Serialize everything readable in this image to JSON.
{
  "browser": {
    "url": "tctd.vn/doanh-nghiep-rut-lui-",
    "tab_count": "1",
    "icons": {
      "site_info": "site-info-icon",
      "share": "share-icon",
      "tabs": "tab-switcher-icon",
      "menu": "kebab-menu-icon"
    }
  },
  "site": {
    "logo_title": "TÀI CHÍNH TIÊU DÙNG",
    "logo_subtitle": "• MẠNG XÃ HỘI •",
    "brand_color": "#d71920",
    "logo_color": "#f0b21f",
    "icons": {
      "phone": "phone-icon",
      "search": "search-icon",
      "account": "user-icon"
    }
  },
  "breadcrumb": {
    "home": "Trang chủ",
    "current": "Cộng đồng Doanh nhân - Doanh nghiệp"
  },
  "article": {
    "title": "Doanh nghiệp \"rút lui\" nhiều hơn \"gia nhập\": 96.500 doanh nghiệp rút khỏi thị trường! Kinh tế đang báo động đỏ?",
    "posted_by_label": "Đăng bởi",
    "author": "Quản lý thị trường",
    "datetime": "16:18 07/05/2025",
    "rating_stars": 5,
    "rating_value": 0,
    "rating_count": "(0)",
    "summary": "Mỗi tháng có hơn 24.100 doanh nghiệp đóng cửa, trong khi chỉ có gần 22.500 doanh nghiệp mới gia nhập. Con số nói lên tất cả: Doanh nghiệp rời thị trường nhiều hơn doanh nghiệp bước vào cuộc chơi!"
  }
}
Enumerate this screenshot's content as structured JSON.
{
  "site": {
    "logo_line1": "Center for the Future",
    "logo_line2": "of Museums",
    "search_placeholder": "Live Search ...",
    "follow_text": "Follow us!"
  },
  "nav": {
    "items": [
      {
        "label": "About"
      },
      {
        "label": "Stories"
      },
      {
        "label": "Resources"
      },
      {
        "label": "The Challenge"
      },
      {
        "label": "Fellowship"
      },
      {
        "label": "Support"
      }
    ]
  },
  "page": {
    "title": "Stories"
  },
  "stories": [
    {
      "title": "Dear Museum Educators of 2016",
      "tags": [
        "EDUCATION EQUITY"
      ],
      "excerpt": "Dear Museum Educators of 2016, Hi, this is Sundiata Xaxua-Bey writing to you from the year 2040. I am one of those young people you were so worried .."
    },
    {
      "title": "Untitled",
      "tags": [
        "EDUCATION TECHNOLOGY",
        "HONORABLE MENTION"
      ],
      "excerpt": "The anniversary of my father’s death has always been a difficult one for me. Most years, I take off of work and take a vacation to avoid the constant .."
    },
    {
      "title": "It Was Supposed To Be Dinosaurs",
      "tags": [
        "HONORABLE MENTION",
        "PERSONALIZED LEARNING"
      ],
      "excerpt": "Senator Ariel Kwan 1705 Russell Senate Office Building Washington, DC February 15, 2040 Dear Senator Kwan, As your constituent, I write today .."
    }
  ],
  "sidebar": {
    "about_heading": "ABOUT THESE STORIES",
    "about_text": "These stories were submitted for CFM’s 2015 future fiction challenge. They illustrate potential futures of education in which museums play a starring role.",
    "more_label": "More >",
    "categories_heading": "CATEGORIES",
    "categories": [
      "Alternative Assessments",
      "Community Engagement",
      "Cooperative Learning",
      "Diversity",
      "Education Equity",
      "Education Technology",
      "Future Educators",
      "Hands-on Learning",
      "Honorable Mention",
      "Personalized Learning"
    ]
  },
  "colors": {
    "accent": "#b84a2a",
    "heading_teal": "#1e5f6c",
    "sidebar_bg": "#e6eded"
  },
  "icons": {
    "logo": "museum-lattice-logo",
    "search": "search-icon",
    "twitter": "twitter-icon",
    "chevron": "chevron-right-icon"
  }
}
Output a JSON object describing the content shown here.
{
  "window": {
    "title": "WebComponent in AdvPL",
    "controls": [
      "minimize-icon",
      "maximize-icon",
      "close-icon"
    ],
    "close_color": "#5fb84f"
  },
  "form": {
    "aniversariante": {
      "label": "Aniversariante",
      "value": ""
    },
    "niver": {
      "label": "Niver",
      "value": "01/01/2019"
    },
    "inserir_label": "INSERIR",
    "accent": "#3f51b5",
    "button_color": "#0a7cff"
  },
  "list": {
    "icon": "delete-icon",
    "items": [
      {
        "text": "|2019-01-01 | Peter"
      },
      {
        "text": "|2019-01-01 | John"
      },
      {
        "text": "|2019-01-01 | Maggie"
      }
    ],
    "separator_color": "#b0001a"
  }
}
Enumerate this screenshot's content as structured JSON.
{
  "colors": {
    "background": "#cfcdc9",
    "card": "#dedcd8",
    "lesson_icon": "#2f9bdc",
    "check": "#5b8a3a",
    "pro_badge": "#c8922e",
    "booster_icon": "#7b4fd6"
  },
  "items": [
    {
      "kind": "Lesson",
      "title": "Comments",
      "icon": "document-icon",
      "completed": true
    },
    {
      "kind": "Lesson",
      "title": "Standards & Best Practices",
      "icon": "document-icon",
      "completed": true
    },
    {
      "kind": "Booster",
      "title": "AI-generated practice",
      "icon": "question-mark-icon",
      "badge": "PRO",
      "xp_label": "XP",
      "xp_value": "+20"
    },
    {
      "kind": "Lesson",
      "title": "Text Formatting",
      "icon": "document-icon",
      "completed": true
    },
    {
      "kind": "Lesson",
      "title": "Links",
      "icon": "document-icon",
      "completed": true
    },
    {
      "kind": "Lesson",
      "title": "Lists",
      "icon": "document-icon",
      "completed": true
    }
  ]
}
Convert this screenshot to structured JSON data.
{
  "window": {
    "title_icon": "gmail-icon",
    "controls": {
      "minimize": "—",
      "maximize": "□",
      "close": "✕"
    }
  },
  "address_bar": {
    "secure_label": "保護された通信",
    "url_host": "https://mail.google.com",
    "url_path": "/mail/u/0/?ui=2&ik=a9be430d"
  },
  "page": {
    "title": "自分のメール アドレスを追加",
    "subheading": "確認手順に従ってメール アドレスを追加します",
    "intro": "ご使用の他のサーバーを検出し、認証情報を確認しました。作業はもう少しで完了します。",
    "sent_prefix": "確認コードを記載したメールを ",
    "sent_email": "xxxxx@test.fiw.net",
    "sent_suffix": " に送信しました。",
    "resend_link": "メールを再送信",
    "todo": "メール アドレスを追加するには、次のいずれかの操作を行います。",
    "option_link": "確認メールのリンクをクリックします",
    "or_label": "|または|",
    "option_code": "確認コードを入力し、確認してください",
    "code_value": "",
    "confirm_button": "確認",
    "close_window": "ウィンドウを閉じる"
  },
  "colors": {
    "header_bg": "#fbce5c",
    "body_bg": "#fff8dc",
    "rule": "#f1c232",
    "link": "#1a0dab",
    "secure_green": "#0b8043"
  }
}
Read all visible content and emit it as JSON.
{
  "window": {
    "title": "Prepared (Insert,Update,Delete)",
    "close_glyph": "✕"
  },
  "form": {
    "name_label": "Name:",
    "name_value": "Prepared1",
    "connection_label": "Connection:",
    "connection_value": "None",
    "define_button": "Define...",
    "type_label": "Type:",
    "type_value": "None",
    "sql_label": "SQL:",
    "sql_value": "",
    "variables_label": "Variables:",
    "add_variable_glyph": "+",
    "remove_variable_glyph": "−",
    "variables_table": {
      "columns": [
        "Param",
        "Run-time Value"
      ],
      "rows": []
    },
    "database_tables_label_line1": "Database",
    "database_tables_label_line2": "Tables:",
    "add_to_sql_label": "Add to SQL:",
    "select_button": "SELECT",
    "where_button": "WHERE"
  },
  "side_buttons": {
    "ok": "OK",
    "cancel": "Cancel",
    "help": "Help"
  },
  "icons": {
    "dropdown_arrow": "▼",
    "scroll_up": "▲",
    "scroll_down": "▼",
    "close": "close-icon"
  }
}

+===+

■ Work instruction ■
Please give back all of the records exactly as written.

■ Result for this task ■
Serialize everything readable in this image to JSON.
{
  "browser": {
    "url": "tctd.vn/doanh-nghiep-rut-lui-",
    "tab_count": "1",
    "icons": {
      "site_info": "site-info-icon",
      "share": "share-icon",
      "tabs": "tab-switcher-icon",
      "menu": "kebab-menu-icon"
    }
  },
  "site": {
    "logo_title": "TÀI CHÍNH TIÊU DÙNG",
    "logo_subtitle": "• MẠNG XÃ HỘI •",
    "brand_color": "#d71920",
    "logo_color": "#f0b21f",
    "icons": {
      "phone": "phone-icon",
      "search": "search-icon",
      "account": "user-icon"
    }
  },
  "breadcrumb": {
    "home": "Trang chủ",
    "current": "Cộng đồng Doanh nhân - Doanh nghiệp"
  },
  "article": {
    "title": "Doanh nghiệp \"rút lui\" nhiều hơn \"gia nhập\": 96.500 doanh nghiệp rút khỏi thị trường! Kinh tế đang báo động đỏ?",
    "posted_by_label": "Đăng bởi",
    "author": "Quản lý thị trường",
    "datetime": "16:18 07/05/2025",
    "rating_stars": 5,
    "rating_value": 0,
    "rating_count": "(0)",
    "summary": "Mỗi tháng có hơn 24.100 doanh nghiệp đóng cửa, trong khi chỉ có gần 22.500 doanh nghiệp mới gia nhập. Con số nói lên tất cả: Doanh nghiệp rời thị trường nhiều hơn doanh nghiệp bước vào cuộc chơi!"
  }
}
Enumerate this screenshot's content as structured JSON.
{
  "site": {
    "logo_line1": "Center for the Future",
    "logo_line2": "of Museums",
    "search_placeholder": "Live Search ...",
    "follow_text": "Follow us!"
  },
  "nav": {
    "items": [
      {
        "label": "About"
      },
      {
        "label": "Stories"
      },
      {
        "label": "Resources"
      },
      {
        "label": "The Challenge"
      },
      {
        "label": "Fellowship"
      },
      {
        "label": "Support"
      }
    ]
  },
  "page": {
    "title": "Stories"
  },
  "stories": [
    {
      "title": "Dear Museum Educators of 2016",
      "tags": [
        "EDUCATION EQUITY"
      ],
      "excerpt": "Dear Museum Educators of 2016, Hi, this is Sundiata Xaxua-Bey writing to you from the year 2040. I am one of those young people you were so worried .."
    },
    {
      "title": "Untitled",
      "tags": [
        "EDUCATION TECHNOLOGY",
        "HONORABLE MENTION"
      ],
      "excerpt": "The anniversary of my father’s death has always been a difficult one for me. Most years, I take off of work and take a vacation to avoid the constant .."
    },
    {
      "title": "It Was Supposed To Be Dinosaurs",
      "tags": [
        "HONORABLE MENTION",
        "PERSONALIZED LEARNING"
      ],
      "excerpt": "Senator Ariel Kwan 1705 Russell Senate Office Building Washington, DC February 15, 2040 Dear Senator Kwan, As your constituent, I write today .."
    }
  ],
  "sidebar": {
    "about_heading": "ABOUT THESE STORIES",
    "about_text": "These stories were submitted for CFM’s 2015 future fiction challenge. They illustrate potential futures of education in which museums play a starring role.",
    "more_label": "More >",
    "categories_heading": "CATEGORIES",
    "categories": [
      "Alternative Assessments",
      "Community Engagement",
      "Cooperative Learning",
      "Diversity",
      "Education Equity",
      "Education Technology",
      "Future Educators",
      "Hands-on Learning",
      "Honorable Mention",
      "Personalized Learning"
    ]
  },
  "colors": {
    "accent": "#b84a2a",
    "heading_teal": "#1e5f6c",
    "sidebar_bg": "#e6eded"
  },
  "icons": {
    "logo": "museum-lattice-logo",
    "search": "search-icon",
    "twitter": "twitter-icon",
    "chevron": "chevron-right-icon"
  }
}
Output a JSON object describing the content shown here.
{
  "window": {
    "title": "WebComponent in AdvPL",
    "controls": [
      "minimize-icon",
      "maximize-icon",
      "close-icon"
    ],
    "close_color": "#5fb84f"
  },
  "form": {
    "aniversariante": {
      "label": "Aniversariante",
      "value": ""
    },
    "niver": {
      "label": "Niver",
      "value": "01/01/2019"
    },
    "inserir_label": "INSERIR",
    "accent": "#3f51b5",
    "button_color": "#0a7cff"
  },
  "list": {
    "icon": "delete-icon",
    "items": [
      {
        "text": "|2019-01-01 | Peter"
      },
      {
        "text": "|2019-01-01 | John"
      },
      {
        "text": "|2019-01-01 | Maggie"
      }
    ],
    "separator_color": "#b0001a"
  }
}
Enumerate this screenshot's content as structured JSON.
{
  "colors": {
    "background": "#cfcdc9",
    "card": "#dedcd8",
    "lesson_icon": "#2f9bdc",
    "check": "#5b8a3a",
    "pro_badge": "#c8922e",
    "booster_icon": "#7b4fd6"
  },
  "items": [
    {
      "kind": "Lesson",
      "title": "Comments",
      "icon": "document-icon",
      "completed": true
    },
    {
      "kind": "Lesson",
      "title": "Standards & Best Practices",
      "icon": "document-icon",
      "completed": true
    },
    {
      "kind": "Booster",
      "title": "AI-generated practice",
      "icon": "question-mark-icon",
      "badge": "PRO",
      "xp_label": "XP",
      "xp_value": "+20"
    },
    {
      "kind": "Lesson",
      "title": "Text Formatting",
      "icon": "document-icon",
      "completed": true
    },
    {
      "kind": "Lesson",
      "title": "Links",
      "icon": "document-icon",
      "completed": true
    },
    {
      "kind": "Lesson",
      "title": "Lists",
      "icon": "document-icon",
      "completed": true
    }
  ]
}
Convert this screenshot to structured JSON data.
{
  "window": {
    "title_icon": "gmail-icon",
    "controls": {
      "minimize": "—",
      "maximize": "□",
      "close": "✕"
    }
  },
  "address_bar": {
    "secure_label": "保護された通信",
    "url_host": "https://mail.google.com",
    "url_path": "/mail/u/0/?ui=2&ik=a9be430d"
  },
  "page": {
    "title": "自分のメール アドレスを追加",
    "subheading": "確認手順に従ってメール アドレスを追加します",
    "intro": "ご使用の他のサーバーを検出し、認証情報を確認しました。作業はもう少しで完了します。",
    "sent_prefix": "確認コードを記載したメールを ",
    "sent_email": "xxxxx@test.fiw.net",
    "sent_suffix": " に送信しました。",
    "resend_link": "メールを再送信",
    "todo": "メール アドレスを追加するには、次のいずれかの操作を行います。",
    "option_link": "確認メールのリンクをクリックします",
    "or_label": "|または|",
    "option_code": "確認コードを入力し、確認してください",
    "code_value": "",
    "confirm_button": "確認",
    "close_window": "ウィンドウを閉じる"
  },
  "colors": {
    "header_bg": "#fbce5c",
    "body_bg": "#fff8dc",
    "rule": "#f1c232",
    "link": "#1a0dab",
    "secure_green": "#0b8043"
  }
}
Read all visible content and emit it as JSON.
{
  "window": {
    "title": "Prepared (Insert,Update,Delete)",
    "close_glyph": "✕"
  },
  "form": {
    "name_label": "Name:",
    "name_value": "Prepared1",
    "connection_label": "Connection:",
    "connection_value": "None",
    "define_button": "Define...",
    "type_label": "Type:",
    "type_value": "None",
    "sql_label": "SQL:",
    "sql_value": "",
    "variables_label": "Variables:",
    "add_variable_glyph": "+",
    "remove_variable_glyph": "−",
    "variables_table": {
      "columns": [
        "Param",
        "Run-time Value"
      ],
      "rows": []
    },
    "database_tables_label_line1": "Database",
    "database_tables_label_line2": "Tables:",
    "add_to_sql_label": "Add to SQL:",
    "select_button": "SELECT",
    "where_button": "WHERE"
  },
  "side_buttons": {
    "ok": "OK",
    "cancel": "Cancel",
    "help": "Help"
  },
  "icons": {
    "dropdown_arrow": "▼",
    "scroll_up": "▲",
    "scroll_down": "▼",
    "close": "close-icon"
  }
}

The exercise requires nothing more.